Despite being heavily debated, Chatham-Kent’s mask by-law will not be changing.
In August, council passed a by-law, which makes masks mandatory in enclosed space, with a few exceptions.
During Sept. 14 council meeting, a report was presented, which recommended several amendments to the by-law including:
- All operators of enclosed public spaces ensure the availability of alcohol-based hand sanitizer at all entrances and exits of the premises
- Even when wearing a mask, every person must maintain a psychical distance of two-metres from every other person who is not part of their household or 10-person social circle.
- A requirement for all persons to wear a mask while on public transit vehicles as well as while on public transit property, including stations and shelters
Ultimately, the by-law fell short of change by a single vote, as council’s vote on the amendments was split, meaning it failed.
Councillor Steve Pinsonneault spoke out against the recommendations and expressed his concerns about getting carried away with the by-law.
“Chatham-Kent is pretty much COVID free now,” he said. “We’re taking this by-law to a new extreme. For several businesses within the municipality, it’s not feasible to meet the two metres separation in 100 percent of the cases. We’re affecting their livelihood.
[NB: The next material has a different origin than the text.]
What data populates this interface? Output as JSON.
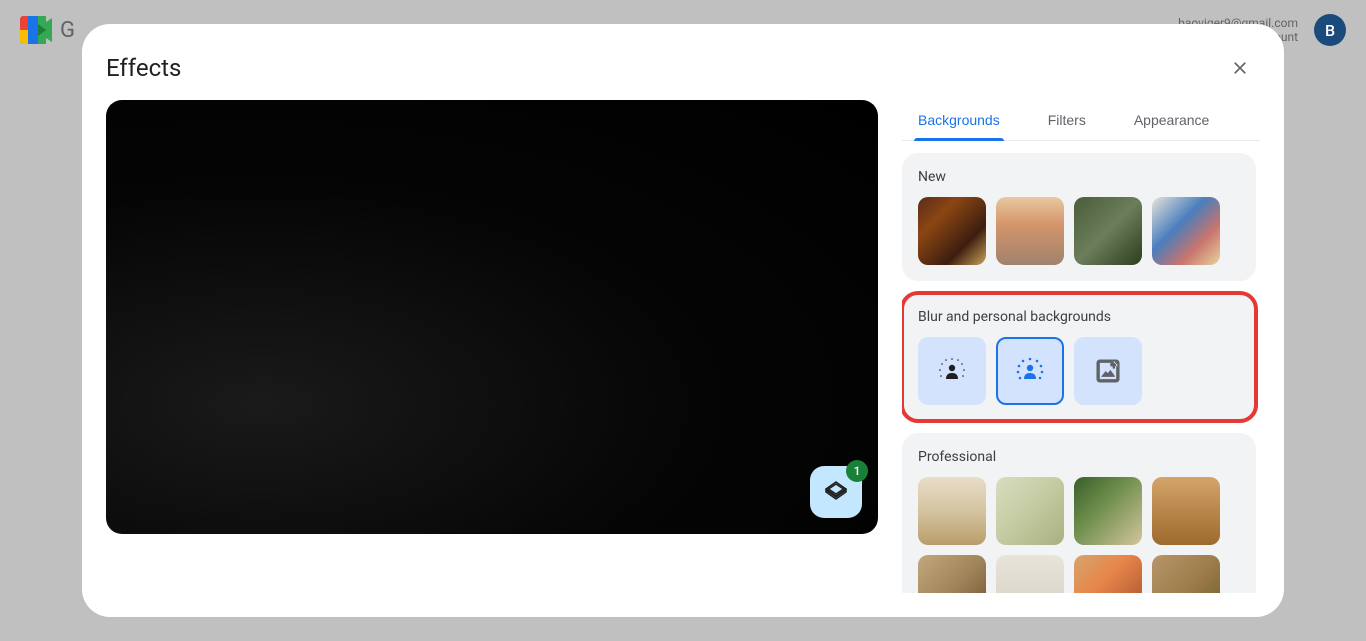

On top of that, our by-law enforcement personnel, they’re overworked, they’re stressed at this time.”
Additionally, there were also staff recommendations that masks be allowed to be temporarily removed during religious services when need be. However, they would continue to be mandatory for all other parts of the religious service.
Councillor Michael Bondy made an amendment that asked for religious services to be exempt from the mask by-law, so long as physical distancing is maintained and masks are worn during singing.
General Manager of Health and Family Services Dr. April Rietdyk, expressed his concerns, noting several cases of COVID-19 have been linked to people attending religious ceremonies in the past few weeks.
“Masks are really there to protect respiratory droplets of those wearing them, those activities (singing and speaking loudly) propel those respiratory droplets further than if we were just speaking or sitting quietly in a restaurant and eating.”
Ultimately, Bondy’s amendment failed 61 percent to 39 percent, meaning masks will be required at all times while at a religious gathering.
Bird Bouchard, Local Journalism Initiative Reporter, The Ridgetown Independent News